◆ TASK REQUIREMENTS
When you reproduce the listing below, keep every entry exactly as written.

◇ ◇ ◇

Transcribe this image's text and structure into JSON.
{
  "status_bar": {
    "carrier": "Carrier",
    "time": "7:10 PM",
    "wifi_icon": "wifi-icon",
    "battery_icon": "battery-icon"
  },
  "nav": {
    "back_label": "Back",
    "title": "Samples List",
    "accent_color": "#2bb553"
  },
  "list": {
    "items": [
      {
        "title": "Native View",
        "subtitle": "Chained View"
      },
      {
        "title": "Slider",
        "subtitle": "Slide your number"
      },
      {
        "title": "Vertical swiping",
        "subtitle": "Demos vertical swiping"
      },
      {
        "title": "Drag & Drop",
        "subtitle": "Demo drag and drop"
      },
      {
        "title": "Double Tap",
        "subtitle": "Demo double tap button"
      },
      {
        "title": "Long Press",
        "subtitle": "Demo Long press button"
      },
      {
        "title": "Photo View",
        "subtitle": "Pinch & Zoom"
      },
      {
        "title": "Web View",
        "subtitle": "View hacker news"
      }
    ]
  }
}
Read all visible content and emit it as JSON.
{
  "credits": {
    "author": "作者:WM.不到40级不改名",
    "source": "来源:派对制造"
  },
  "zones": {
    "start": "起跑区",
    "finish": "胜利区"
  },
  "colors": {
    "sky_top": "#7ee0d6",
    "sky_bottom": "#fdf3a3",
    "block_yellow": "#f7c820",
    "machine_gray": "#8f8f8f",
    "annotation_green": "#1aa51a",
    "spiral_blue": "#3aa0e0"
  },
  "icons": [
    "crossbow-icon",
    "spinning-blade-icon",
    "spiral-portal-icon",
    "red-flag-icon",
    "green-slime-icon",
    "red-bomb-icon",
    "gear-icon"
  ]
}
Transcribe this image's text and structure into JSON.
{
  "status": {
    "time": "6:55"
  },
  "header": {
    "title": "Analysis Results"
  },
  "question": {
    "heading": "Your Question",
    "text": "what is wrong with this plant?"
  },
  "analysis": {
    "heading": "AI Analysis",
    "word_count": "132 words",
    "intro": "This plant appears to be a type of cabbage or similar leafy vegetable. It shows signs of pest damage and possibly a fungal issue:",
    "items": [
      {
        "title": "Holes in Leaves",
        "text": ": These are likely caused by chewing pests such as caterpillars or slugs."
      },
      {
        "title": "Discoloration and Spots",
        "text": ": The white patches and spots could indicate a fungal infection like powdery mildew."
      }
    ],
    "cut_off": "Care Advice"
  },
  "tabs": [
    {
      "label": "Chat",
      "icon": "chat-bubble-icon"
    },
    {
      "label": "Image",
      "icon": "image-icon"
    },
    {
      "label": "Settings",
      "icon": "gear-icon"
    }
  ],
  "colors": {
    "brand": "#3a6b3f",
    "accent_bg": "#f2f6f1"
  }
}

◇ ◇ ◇

◆ TASK RESULT
Transcribe this image's text and structure into JSON.
{
  "status_bar": {
    "carrier": "Carrier",
    "time": "7:10 PM",
    "wifi_icon": "wifi-icon",
    "battery_icon": "battery-icon"
  },
  "nav": {
    "back_label": "Back",
    "title": "Samples List",
    "accent_color": "#2bb553"
  },
  "list": {
    "items": [
      {
        "title": "Native View",
        "subtitle": "Chained View"
      },
      {
        "title": "Slider",
        "subtitle": "Slide your number"
      },
      {
        "title": "Vertical swiping",
        "subtitle": "Demos vertical swiping"
      },
      {
        "title": "Drag & Drop",
        "subtitle": "Demo drag and drop"
      },
      {
        "title": "Double Tap",
        "subtitle": "Demo double tap button"
      },
      {
        "title": "Long Press",
        "subtitle": "Demo Long press button"
      },
      {
        "title": "Photo View",
        "subtitle": "Pinch & Zoom"
      },
      {
        "title": "Web View",
        "subtitle": "View hacker news"
      }
    ]
  }
}
Read all visible content and emit it as JSON.
{
  "credits": {
    "author": "作者:WM.不到40级不改名",
    "source": "来源:派对制造"
  },
  "zones": {
    "start": "起跑区",
    "finish": "胜利区"
  },
  "colors": {
    "sky_top": "#7ee0d6",
    "sky_bottom": "#fdf3a3",
    "block_yellow": "#f7c820",
    "machine_gray": "#8f8f8f",
    "annotation_green": "#1aa51a",
    "spiral_blue": "#3aa0e0"
  },
  "icons": [
    "crossbow-icon",
    "spinning-blade-icon",
    "spiral-portal-icon",
    "red-flag-icon",
    "green-slime-icon",
    "red-bomb-icon",
    "gear-icon"
  ]
}
Transcribe this image's text and structure into JSON.
{
  "status": {
    "time": "6:55"
  },
  "header": {
    "title": "Analysis Results"
  },
  "question": {
    "heading": "Your Question",
    "text": "what is wrong with this plant?"
  },
  "analysis": {
    "heading": "AI Analysis",
    "word_count": "132 words",
    "intro": "This plant appears to be a type of cabbage or similar leafy vegetable. It shows signs of pest damage and possibly a fungal issue:",
    "items": [
      {
        "title": "Holes in Leaves",
        "text": ": These are likely caused by chewing pests such as caterpillars or slugs."
      },
      {
        "title": "Discoloration and Spots",
        "text": ": The white patches and spots could indicate a fungal infection like powdery mildew."
      }
    ],
    "cut_off": "Care Advice"
  },
  "tabs": [
    {
      "label": "Chat",
      "icon": "chat-bubble-icon"
    },
    {
      "label": "Image",
      "icon": "image-icon"
    },
    {
      "label": "Settings",
      "icon": "gear-icon"
    }
  ],
  "colors": {
    "brand": "#3a6b3f",
    "accent_bg": "#f2f6f1"
  }
}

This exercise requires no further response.